Supplied material Block Start

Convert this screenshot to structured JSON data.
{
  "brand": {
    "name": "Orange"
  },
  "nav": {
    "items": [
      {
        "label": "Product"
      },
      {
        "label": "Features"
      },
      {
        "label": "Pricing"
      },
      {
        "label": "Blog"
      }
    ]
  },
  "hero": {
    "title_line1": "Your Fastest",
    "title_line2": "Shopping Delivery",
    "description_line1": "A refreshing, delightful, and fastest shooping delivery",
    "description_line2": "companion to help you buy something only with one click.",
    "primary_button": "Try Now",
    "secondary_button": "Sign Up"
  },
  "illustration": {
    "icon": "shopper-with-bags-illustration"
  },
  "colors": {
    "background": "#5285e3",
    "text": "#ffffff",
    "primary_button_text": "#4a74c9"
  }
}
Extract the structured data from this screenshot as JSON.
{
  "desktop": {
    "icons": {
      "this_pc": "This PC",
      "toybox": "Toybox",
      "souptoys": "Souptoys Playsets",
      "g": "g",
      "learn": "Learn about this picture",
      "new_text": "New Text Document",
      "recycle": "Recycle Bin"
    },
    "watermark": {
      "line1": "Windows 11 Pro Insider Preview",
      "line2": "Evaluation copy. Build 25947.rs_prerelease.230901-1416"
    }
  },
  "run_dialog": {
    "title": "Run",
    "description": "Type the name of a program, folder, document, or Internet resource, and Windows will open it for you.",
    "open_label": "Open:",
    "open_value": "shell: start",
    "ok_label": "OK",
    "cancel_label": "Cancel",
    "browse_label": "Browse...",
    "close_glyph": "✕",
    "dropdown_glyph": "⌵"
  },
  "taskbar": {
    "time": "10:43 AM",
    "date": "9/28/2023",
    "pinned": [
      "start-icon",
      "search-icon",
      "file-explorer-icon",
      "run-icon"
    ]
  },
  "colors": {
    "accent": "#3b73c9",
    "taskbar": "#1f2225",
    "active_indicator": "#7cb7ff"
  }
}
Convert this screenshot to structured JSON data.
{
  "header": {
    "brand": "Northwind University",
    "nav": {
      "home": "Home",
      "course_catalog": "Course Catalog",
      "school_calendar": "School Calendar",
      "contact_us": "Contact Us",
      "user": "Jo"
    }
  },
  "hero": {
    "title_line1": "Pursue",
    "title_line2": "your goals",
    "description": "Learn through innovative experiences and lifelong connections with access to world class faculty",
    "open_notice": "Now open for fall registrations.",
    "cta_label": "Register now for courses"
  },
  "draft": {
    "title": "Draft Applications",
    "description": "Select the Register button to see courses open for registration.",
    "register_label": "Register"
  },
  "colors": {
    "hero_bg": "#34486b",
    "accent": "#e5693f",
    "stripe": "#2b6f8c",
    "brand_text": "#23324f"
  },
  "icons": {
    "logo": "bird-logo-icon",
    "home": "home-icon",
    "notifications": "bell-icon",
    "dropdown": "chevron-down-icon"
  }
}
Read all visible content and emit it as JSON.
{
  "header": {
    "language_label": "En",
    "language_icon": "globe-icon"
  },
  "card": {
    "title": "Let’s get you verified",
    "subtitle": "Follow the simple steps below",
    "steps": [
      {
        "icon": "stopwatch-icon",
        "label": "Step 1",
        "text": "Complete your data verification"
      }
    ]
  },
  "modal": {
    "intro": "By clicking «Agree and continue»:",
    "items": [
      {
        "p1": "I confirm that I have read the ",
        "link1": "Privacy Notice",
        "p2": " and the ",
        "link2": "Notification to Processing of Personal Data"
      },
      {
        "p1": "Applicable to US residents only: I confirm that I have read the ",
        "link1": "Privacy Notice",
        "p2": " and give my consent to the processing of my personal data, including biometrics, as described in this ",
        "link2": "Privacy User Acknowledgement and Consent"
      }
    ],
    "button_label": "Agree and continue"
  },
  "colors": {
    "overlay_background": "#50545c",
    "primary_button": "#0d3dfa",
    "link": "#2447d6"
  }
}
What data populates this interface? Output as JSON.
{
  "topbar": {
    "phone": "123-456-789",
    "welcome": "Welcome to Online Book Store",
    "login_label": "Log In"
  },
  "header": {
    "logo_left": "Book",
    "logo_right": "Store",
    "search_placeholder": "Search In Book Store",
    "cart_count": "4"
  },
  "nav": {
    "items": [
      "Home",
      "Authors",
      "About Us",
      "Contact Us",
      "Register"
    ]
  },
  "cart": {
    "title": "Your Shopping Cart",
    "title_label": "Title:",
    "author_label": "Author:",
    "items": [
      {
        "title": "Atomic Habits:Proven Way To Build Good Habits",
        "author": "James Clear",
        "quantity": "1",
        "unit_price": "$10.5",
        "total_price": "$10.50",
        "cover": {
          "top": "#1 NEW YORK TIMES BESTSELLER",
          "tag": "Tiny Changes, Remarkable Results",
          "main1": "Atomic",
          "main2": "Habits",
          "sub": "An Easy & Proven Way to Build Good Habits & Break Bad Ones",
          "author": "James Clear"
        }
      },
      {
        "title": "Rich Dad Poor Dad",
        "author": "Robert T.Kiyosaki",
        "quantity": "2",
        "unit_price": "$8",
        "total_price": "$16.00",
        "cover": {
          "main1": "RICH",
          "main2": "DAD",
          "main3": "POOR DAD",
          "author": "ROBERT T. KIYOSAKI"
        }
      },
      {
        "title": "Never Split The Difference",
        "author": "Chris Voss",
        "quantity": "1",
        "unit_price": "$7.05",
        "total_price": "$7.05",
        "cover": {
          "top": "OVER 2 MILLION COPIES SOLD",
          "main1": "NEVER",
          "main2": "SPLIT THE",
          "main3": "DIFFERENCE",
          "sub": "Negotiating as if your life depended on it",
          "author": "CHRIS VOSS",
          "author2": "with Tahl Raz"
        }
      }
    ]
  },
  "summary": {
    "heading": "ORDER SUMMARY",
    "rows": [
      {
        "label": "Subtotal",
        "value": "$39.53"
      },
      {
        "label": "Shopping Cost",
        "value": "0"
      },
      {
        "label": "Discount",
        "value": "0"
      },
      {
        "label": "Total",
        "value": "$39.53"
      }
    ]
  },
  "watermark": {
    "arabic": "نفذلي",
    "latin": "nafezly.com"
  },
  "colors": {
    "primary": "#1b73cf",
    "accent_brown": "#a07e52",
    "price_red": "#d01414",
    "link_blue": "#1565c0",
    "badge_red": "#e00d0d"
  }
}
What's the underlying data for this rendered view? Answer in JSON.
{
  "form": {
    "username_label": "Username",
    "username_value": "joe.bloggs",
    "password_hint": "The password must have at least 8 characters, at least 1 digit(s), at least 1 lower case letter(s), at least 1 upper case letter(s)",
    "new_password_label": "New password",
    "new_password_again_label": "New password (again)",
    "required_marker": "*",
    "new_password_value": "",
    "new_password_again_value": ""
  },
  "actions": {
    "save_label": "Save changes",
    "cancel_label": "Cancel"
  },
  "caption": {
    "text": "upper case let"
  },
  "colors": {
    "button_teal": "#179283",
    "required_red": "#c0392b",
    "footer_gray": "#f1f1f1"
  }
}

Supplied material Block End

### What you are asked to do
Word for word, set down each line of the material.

### Expected answer
Convert this screenshot to structured JSON data.
{
  "brand": {
    "name": "Orange"
  },
  "nav": {
    "items": [
      {
        "label": "Product"
      },
      {
        "label": "Features"
      },
      {
        "label": "Pricing"
      },
      {
        "label": "Blog"
      }
    ]
  },
  "hero": {
    "title_line1": "Your Fastest",
    "title_line2": "Shopping Delivery",
    "description_line1": "A refreshing, delightful, and fastest shooping delivery",
    "description_line2": "companion to help you buy something only with one click.",
    "primary_button": "Try Now",
    "secondary_button": "Sign Up"
  },
  "illustration": {
    "icon": "shopper-with-bags-illustration"
  },
  "colors": {
    "background": "#5285e3",
    "text": "#ffffff",
    "primary_button_text": "#4a74c9"
  }
}
Extract the structured data from this screenshot as JSON.
{
  "desktop": {
    "icons": {
      "this_pc": "This PC",
      "toybox": "Toybox",
      "souptoys": "Souptoys Playsets",
      "g": "g",
      "learn": "Learn about this picture",
      "new_text": "New Text Document",
      "recycle": "Recycle Bin"
    },
    "watermark": {
      "line1": "Windows 11 Pro Insider Preview",
      "line2": "Evaluation copy. Build 25947.rs_prerelease.230901-1416"
    }
  },
  "run_dialog": {
    "title": "Run",
    "description": "Type the name of a program, folder, document, or Internet resource, and Windows will open it for you.",
    "open_label": "Open:",
    "open_value": "shell: start",
    "ok_label": "OK",
    "cancel_label": "Cancel",
    "browse_label": "Browse...",
    "close_glyph": "✕",
    "dropdown_glyph": "⌵"
  },
  "taskbar": {
    "time": "10:43 AM",
    "date": "9/28/2023",
    "pinned": [
      "start-icon",
      "search-icon",
      "file-explorer-icon",
      "run-icon"
    ]
  },
  "colors": {
    "accent": "#3b73c9",
    "taskbar": "#1f2225",
    "active_indicator": "#7cb7ff"
  }
}
Convert this screenshot to structured JSON data.
{
  "header": {
    "brand": "Northwind University",
    "nav": {
      "home": "Home",
      "course_catalog": "Course Catalog",
      "school_calendar": "School Calendar",
      "contact_us": "Contact Us",
      "user": "Jo"
    }
  },
  "hero": {
    "title_line1": "Pursue",
    "title_line2": "your goals",
    "description": "Learn through innovative experiences and lifelong connections with access to world class faculty",
    "open_notice": "Now open for fall registrations.",
    "cta_label": "Register now for courses"
  },
  "draft": {
    "title": "Draft Applications",
    "description": "Select the Register button to see courses open for registration.",
    "register_label": "Register"
  },
  "colors": {
    "hero_bg": "#34486b",
    "accent": "#e5693f",
    "stripe": "#2b6f8c",
    "brand_text": "#23324f"
  },
  "icons": {
    "logo": "bird-logo-icon",
    "home": "home-icon",
    "notifications": "bell-icon",
    "dropdown": "chevron-down-icon"
  }
}
Read all visible content and emit it as JSON.
{
  "header": {
    "language_label": "En",
    "language_icon": "globe-icon"
  },
  "card": {
    "title": "Let’s get you verified",
    "subtitle": "Follow the simple steps below",
    "steps": [
      {
        "icon": "stopwatch-icon",
        "label": "Step 1",
        "text": "Complete your data verification"
      }
    ]
  },
  "modal": {
    "intro": "By clicking «Agree and continue»:",
    "items": [
      {
        "p1": "I confirm that I have read the ",
        "link1": "Privacy Notice",
        "p2": " and the ",
        "link2": "Notification to Processing of Personal Data"
      },
      {
        "p1": "Applicable to US residents only: I confirm that I have read the ",
        "link1": "Privacy Notice",
        "p2": " and give my consent to the processing of my personal data, including biometrics, as described in this ",
        "link2": "Privacy User Acknowledgement and Consent"
      }
    ],
    "button_label": "Agree and continue"
  },
  "colors": {
    "overlay_background": "#50545c",
    "primary_button": "#0d3dfa",
    "link": "#2447d6"
  }
}
What data populates this interface? Output as JSON.
{
  "topbar": {
    "phone": "123-456-789",
    "welcome": "Welcome to Online Book Store",
    "login_label": "Log In"
  },
  "header": {
    "logo_left": "Book",
    "logo_right": "Store",
    "search_placeholder": "Search In Book Store",
    "cart_count": "4"
  },
  "nav": {
    "items": [
      "Home",
      "Authors",
      "About Us",
      "Contact Us",
      "Register"
    ]
  },
  "cart": {
    "title": "Your Shopping Cart",
    "title_label": "Title:",
    "author_label": "Author:",
    "items": [
      {
        "title": "Atomic Habits:Proven Way To Build Good Habits",
        "author": "James Clear",
        "quantity": "1",
        "unit_price": "$10.5",
        "total_price": "$10.50",
        "cover": {
          "top": "#1 NEW YORK TIMES BESTSELLER",
          "tag": "Tiny Changes, Remarkable Results",
          "main1": "Atomic",
          "main2": "Habits",
          "sub": "An Easy & Proven Way to Build Good Habits & Break Bad Ones",
          "author": "James Clear"
        }
      },
      {
        "title": "Rich Dad Poor Dad",
        "author": "Robert T.Kiyosaki",
        "quantity": "2",
        "unit_price": "$8",
        "total_price": "$16.00",
        "cover": {
          "main1": "RICH",
          "main2": "DAD",
          "main3": "POOR DAD",
          "author": "ROBERT T. KIYOSAKI"
        }
      },
      {
        "title": "Never Split The Difference",
        "author": "Chris Voss",
        "quantity": "1",
        "unit_price": "$7.05",
        "total_price": "$7.05",
        "cover": {
          "top": "OVER 2 MILLION COPIES SOLD",
          "main1": "NEVER",
          "main2": "SPLIT THE",
          "main3": "DIFFERENCE",
          "sub": "Negotiating as if your life depended on it",
          "author": "CHRIS VOSS",
          "author2": "with Tahl Raz"
        }
      }
    ]
  },
  "summary": {
    "heading": "ORDER SUMMARY",
    "rows": [
      {
        "label": "Subtotal",
        "value": "$39.53"
      },
      {
        "label": "Shopping Cost",
        "value": "0"
      },
      {
        "label": "Discount",
        "value": "0"
      },
      {
        "label": "Total",
        "value": "$39.53"
      }
    ]
  },
  "watermark": {
    "arabic": "نفذلي",
    "latin": "nafezly.com"
  },
  "colors": {
    "primary": "#1b73cf",
    "accent_brown": "#a07e52",
    "price_red": "#d01414",
    "link_blue": "#1565c0",
    "badge_red": "#e00d0d"
  }
}
What's the underlying data for this rendered view? Answer in JSON.
{
  "form": {
    "username_label": "Username",
    "username_value": "joe.bloggs",
    "password_hint": "The password must have at least 8 characters, at least 1 digit(s), at least 1 lower case letter(s), at least 1 upper case letter(s)",
    "new_password_label": "New password",
    "new_password_again_label": "New password (again)",
    "required_marker": "*",
    "new_password_value": "",
    "new_password_again_value": ""
  },
  "actions": {
    "save_label": "Save changes",
    "cancel_label": "Cancel"
  },
  "caption": {
    "text": "upper case let"
  },
  "colors": {
    "button_teal": "#179283",
    "required_red": "#c0392b",
    "footer_gray": "#f1f1f1"
  }
}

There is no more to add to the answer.